At a Heritage architecture convention this weekend, much of the talk was about the environment. One speaker discussed climate change, and the steps we had to take to stop it, and ended with the question " I Drive a Prius. What Are You Doing?"
At the home in which I was staying, there was a magazine with an ad for a company peddling solar gear, with an image of a guy happily holding his car keys in front of a suburban house with a big photoelectric panel on the roof, I think implying that if you invest in solar you can make enough money to go buy yourself a new gas-guzzling convertible.
And I really have to wonder, what do people think sustainability is all about.
Over at the Green Workplace, Jodi Williams describes another conference where planners show a new development in Colorado. She writes:
The new development was billed as being net zero - the community and community planners were clamouring for it! Super energy-efficient, beautiful new design, yay, let's do it!!!
We looked at the plan. Net zero or no, this development was full of unsustainable characteristics. First, and perhaps most importantly, it was out in the middle of nowhere. Yeah, so you're net zero while you're at home...but what about driving 5 miles to the nearest town, or 15 miles to the nearest small city (and Wal-Mart)? .... Maybe I'll go to my neighbour house. Nope, not happening either since the neighbourhood is a series of disconnected cul de sacs.
Great bike sticker from Microcosm publishing
Has the needle really moved so little in the last few years? That an "environmentalist" can seriously think that his driving a Prius is so significant that it is his wow closer? That the reward for putting solar panels on your roof is a new convertible?

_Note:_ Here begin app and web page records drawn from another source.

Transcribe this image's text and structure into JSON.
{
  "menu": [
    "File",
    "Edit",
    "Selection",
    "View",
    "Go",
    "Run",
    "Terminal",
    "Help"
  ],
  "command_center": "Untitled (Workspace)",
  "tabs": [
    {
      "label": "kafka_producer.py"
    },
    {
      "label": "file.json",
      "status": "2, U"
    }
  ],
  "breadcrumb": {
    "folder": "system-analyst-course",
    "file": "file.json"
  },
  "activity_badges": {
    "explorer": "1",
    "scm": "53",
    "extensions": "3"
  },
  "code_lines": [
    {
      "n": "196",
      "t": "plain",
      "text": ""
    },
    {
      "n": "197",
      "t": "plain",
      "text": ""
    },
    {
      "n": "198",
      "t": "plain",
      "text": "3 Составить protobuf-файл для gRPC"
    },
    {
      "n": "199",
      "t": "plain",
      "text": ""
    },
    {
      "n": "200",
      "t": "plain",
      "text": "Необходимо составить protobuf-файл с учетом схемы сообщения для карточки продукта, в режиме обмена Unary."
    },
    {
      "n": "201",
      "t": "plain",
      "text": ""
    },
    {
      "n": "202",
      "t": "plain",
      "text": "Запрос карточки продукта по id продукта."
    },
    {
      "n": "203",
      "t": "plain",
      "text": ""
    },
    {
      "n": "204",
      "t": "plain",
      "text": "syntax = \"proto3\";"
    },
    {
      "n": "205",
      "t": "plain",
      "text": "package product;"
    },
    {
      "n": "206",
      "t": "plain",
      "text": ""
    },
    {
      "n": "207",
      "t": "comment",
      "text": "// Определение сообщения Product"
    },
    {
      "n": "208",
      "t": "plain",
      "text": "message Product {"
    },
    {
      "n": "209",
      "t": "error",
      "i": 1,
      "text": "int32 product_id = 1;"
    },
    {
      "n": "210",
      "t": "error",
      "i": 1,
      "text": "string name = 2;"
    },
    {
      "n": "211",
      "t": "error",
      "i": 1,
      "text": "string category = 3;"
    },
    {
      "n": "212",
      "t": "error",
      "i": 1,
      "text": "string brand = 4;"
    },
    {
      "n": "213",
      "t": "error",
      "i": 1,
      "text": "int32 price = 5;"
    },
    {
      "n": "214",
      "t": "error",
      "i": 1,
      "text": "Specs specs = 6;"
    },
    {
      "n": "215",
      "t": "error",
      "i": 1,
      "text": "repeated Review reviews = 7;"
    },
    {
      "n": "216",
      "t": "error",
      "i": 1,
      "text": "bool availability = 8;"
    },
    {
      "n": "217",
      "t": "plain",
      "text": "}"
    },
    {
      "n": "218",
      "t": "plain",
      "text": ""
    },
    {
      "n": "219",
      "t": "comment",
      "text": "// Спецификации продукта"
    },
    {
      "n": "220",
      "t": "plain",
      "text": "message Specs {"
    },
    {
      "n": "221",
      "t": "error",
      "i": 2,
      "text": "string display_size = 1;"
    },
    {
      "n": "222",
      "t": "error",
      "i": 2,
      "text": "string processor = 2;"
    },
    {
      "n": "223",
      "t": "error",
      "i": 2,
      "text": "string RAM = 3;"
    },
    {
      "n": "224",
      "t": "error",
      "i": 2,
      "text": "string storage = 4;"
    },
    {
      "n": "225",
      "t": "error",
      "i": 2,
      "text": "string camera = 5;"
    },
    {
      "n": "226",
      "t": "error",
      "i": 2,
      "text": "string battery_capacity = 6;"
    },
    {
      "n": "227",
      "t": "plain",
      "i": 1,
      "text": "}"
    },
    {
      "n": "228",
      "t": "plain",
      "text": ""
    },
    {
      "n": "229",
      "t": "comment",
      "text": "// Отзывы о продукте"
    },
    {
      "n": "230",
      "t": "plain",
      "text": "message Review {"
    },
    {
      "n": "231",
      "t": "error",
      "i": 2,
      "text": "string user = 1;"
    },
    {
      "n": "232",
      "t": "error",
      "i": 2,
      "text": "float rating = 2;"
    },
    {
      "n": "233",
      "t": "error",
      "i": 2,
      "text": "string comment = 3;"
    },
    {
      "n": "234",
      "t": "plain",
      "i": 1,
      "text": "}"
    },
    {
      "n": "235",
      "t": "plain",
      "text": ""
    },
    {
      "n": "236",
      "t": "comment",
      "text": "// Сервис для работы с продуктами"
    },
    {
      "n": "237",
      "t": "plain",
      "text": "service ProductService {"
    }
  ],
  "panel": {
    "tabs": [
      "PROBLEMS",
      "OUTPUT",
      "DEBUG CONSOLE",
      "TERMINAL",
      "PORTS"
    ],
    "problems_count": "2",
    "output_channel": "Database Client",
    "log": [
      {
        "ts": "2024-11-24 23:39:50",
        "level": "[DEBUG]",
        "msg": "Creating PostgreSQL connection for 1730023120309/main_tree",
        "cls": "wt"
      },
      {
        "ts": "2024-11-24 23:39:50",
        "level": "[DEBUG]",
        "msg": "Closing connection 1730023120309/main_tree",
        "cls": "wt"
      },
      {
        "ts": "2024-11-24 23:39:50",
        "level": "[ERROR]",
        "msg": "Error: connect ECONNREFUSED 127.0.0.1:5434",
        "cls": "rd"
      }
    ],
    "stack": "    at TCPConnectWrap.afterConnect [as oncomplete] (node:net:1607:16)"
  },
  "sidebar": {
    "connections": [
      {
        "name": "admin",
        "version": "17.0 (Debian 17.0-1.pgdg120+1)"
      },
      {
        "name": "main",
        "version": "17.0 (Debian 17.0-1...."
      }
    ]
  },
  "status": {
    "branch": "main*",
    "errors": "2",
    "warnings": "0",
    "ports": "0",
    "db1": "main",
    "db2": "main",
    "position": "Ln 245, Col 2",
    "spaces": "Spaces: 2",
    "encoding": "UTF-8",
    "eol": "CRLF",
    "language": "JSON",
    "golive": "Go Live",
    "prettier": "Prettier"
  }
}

That a "net-zero" development doesn't have to include the gas you need to get a quart of milk?
We are all going to have to work a lot harder to move that needle, if this is what environmentalists, green energy companies and green planners think.